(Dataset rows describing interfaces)
- - - - -
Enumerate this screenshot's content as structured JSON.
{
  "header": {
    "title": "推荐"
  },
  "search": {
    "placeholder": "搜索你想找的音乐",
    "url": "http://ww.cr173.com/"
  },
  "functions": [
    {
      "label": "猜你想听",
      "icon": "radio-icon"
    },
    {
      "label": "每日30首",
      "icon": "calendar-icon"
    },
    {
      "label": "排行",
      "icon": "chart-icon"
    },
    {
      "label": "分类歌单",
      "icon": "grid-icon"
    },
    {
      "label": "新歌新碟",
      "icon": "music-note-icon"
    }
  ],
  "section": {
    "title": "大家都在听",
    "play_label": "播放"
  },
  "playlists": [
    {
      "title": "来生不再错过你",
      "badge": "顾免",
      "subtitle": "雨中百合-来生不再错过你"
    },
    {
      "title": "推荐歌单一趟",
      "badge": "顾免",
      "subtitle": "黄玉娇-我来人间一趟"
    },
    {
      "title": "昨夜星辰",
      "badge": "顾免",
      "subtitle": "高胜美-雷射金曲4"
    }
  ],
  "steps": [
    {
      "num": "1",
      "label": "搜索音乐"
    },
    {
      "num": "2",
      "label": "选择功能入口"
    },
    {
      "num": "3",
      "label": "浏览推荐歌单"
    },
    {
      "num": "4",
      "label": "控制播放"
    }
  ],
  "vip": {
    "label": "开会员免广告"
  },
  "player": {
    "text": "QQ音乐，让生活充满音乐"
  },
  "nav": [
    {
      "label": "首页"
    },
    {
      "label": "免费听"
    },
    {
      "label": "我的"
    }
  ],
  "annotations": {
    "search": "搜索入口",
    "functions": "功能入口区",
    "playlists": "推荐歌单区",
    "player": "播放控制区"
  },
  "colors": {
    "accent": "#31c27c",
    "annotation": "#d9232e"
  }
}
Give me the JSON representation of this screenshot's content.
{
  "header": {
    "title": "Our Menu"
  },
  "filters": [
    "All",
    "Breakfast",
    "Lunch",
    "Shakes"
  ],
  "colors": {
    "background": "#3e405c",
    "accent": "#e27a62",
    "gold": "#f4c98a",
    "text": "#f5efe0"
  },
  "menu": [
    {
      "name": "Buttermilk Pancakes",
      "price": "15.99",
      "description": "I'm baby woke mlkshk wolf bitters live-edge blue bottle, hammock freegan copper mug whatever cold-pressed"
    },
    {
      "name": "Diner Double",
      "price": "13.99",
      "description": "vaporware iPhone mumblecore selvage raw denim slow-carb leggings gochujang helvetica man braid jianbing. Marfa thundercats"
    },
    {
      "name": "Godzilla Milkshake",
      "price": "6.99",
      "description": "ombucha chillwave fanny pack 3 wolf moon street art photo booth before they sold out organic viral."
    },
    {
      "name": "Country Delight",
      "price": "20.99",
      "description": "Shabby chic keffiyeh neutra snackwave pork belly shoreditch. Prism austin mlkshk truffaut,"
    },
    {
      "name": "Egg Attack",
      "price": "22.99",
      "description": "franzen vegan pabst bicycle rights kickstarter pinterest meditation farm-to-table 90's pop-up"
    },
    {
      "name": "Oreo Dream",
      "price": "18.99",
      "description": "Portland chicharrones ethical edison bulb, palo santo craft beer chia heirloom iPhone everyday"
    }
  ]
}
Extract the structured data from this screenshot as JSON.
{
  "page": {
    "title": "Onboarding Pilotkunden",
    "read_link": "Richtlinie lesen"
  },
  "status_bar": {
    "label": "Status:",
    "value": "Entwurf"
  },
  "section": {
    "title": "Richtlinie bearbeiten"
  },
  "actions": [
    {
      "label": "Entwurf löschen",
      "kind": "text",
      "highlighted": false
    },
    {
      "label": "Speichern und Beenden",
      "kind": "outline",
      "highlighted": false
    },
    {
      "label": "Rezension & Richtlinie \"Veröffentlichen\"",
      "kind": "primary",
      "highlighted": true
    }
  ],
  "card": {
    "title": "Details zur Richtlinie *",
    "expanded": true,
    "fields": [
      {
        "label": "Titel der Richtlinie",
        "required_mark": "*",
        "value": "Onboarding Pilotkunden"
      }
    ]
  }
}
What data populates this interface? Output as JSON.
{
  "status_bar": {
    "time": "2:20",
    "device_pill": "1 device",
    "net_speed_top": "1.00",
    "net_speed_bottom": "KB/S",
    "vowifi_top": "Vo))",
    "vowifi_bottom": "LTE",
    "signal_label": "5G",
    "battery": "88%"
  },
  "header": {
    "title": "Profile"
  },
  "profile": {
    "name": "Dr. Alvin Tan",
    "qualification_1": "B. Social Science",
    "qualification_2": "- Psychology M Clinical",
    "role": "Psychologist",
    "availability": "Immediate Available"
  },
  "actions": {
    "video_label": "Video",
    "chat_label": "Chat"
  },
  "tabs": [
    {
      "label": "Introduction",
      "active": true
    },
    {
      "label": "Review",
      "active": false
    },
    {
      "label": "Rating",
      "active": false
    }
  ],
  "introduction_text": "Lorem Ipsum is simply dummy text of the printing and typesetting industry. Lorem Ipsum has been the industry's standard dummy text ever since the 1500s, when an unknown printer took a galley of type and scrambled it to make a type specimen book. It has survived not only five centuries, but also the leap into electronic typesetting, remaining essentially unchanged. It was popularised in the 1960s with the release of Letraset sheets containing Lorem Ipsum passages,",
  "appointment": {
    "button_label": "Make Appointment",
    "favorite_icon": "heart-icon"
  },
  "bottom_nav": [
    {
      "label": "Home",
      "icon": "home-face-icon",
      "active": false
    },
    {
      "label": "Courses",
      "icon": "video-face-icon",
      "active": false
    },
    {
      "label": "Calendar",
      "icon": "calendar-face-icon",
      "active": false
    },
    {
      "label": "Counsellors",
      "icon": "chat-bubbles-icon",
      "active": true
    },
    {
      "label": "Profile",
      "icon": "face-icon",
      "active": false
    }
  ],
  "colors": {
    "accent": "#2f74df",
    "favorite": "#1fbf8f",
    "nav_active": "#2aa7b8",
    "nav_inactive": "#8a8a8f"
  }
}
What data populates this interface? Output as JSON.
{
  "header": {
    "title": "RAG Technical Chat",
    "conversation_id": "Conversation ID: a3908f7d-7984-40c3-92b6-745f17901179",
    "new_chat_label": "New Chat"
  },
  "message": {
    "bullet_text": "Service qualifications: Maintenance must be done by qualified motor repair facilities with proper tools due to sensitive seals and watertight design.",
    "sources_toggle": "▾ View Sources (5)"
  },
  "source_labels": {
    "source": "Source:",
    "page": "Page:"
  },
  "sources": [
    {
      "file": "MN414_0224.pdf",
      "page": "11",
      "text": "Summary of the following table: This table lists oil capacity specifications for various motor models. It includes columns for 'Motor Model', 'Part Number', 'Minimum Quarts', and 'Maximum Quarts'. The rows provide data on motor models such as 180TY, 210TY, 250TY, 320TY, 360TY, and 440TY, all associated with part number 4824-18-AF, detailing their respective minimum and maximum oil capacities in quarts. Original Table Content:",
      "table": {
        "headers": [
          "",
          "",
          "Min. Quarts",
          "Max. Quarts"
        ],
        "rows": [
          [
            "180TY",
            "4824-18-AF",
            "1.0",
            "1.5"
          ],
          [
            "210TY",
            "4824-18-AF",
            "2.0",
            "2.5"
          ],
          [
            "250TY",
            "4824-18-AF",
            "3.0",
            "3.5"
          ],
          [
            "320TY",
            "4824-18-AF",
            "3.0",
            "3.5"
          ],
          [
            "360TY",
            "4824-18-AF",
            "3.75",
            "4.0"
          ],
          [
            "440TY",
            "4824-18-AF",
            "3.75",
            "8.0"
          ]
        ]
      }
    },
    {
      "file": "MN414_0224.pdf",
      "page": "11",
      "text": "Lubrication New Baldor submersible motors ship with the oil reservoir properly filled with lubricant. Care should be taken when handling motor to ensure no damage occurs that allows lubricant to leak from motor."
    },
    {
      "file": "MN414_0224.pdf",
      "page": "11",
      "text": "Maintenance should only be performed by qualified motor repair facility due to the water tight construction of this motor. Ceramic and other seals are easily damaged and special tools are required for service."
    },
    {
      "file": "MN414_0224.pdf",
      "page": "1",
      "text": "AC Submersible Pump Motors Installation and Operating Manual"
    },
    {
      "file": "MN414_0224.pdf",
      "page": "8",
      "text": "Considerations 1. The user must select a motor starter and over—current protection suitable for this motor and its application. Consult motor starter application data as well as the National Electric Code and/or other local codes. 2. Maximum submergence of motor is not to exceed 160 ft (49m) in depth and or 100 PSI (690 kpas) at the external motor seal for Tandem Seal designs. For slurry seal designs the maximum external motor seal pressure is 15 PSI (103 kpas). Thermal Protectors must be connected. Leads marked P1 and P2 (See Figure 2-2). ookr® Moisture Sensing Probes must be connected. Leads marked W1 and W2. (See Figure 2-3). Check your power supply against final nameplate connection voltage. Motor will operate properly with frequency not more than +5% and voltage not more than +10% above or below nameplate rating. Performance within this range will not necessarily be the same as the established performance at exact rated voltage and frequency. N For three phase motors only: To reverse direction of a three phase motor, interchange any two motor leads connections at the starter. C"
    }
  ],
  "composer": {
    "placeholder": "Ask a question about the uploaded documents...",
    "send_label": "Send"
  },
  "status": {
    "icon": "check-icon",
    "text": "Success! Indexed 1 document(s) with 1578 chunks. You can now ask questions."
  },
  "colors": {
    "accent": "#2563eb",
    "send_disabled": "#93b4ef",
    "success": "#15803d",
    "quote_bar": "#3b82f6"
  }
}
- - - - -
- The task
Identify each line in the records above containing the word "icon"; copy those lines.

- Task answer
      "icon": "radio-icon"
      "icon": "calendar-icon"
      "icon": "chart-icon"
      "icon": "grid-icon"
      "icon": "music-note-icon"
    "favorite_icon": "heart-icon"
      "icon": "home-face-icon",
      "icon": "video-face-icon",
      "icon": "calendar-face-icon",
      "icon": "chat-bubbles-icon",
      "icon": "face-icon",
    "icon": "check-icon",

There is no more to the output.